* [Work instruction]
Whenever a line below includes "output", add it to the tally, then give the total and nothing more.
☆ ☆ ☆ ☆
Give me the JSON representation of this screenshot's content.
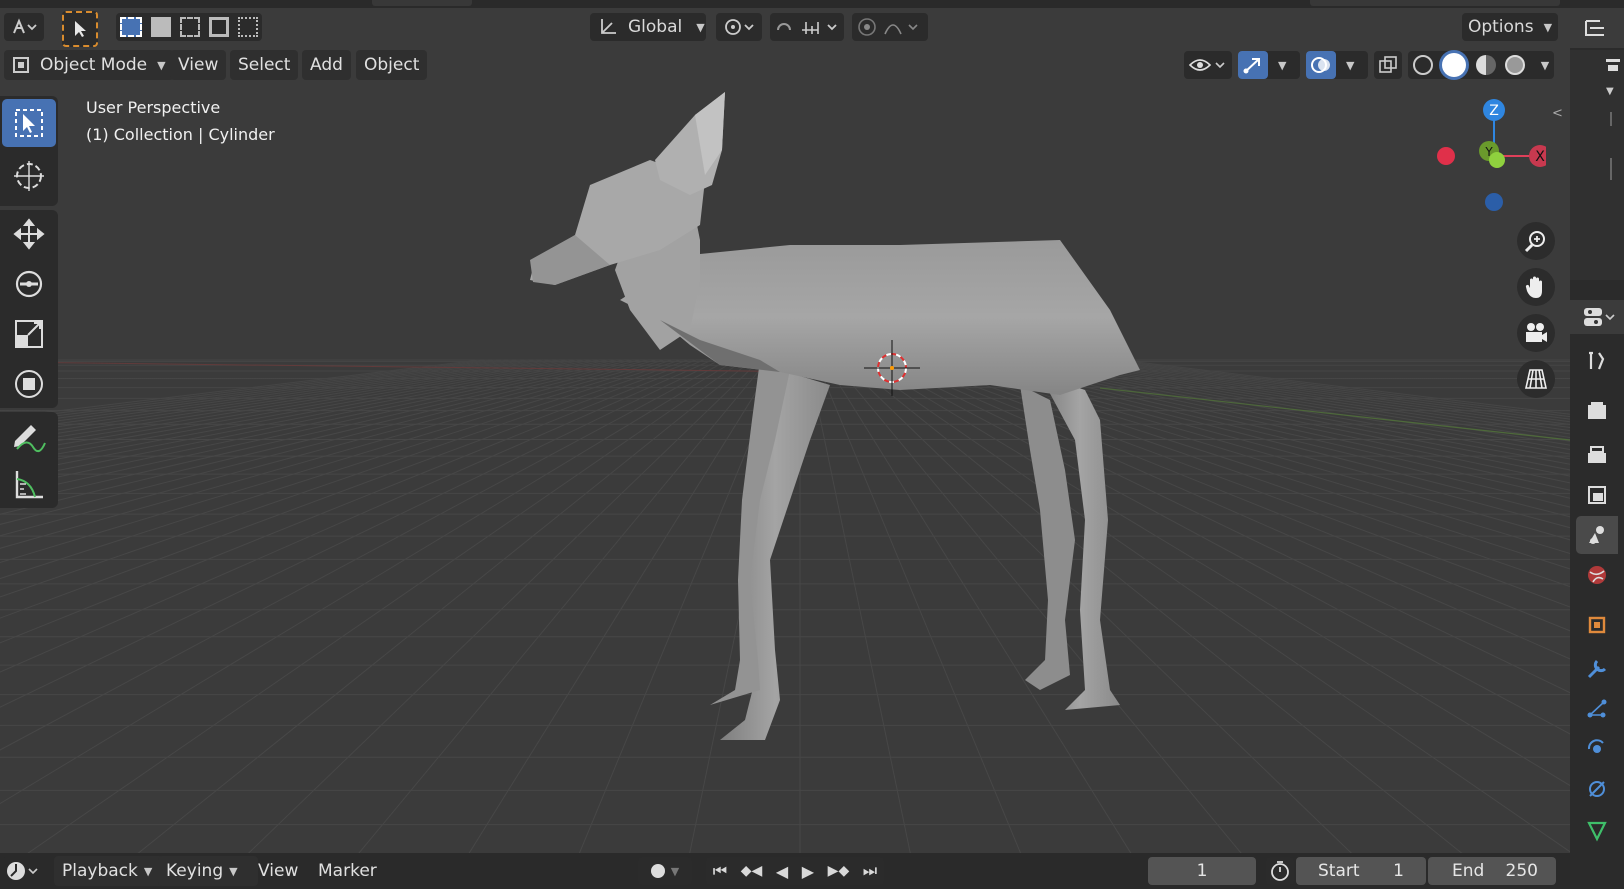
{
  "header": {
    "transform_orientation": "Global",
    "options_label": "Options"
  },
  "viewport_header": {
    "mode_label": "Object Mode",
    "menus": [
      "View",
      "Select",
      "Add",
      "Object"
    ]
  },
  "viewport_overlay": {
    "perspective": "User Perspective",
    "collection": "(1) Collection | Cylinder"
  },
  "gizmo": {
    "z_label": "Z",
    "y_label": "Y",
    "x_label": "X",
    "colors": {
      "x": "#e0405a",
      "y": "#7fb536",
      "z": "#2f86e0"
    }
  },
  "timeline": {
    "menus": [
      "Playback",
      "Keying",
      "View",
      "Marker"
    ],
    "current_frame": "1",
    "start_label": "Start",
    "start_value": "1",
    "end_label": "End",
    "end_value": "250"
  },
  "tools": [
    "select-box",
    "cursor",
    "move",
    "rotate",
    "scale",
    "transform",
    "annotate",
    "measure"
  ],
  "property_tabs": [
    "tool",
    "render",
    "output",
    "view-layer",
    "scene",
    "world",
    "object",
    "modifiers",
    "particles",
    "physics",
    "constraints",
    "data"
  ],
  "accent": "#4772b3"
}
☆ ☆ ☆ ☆
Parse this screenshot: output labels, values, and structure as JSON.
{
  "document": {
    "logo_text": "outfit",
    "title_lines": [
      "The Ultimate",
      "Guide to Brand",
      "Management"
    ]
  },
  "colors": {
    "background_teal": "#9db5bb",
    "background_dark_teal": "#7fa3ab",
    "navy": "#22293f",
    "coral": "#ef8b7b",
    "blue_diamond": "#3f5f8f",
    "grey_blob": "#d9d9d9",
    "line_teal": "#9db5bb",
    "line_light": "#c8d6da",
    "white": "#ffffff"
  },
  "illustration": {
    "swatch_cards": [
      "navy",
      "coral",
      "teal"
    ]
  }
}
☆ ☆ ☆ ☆
* [Your solution]
2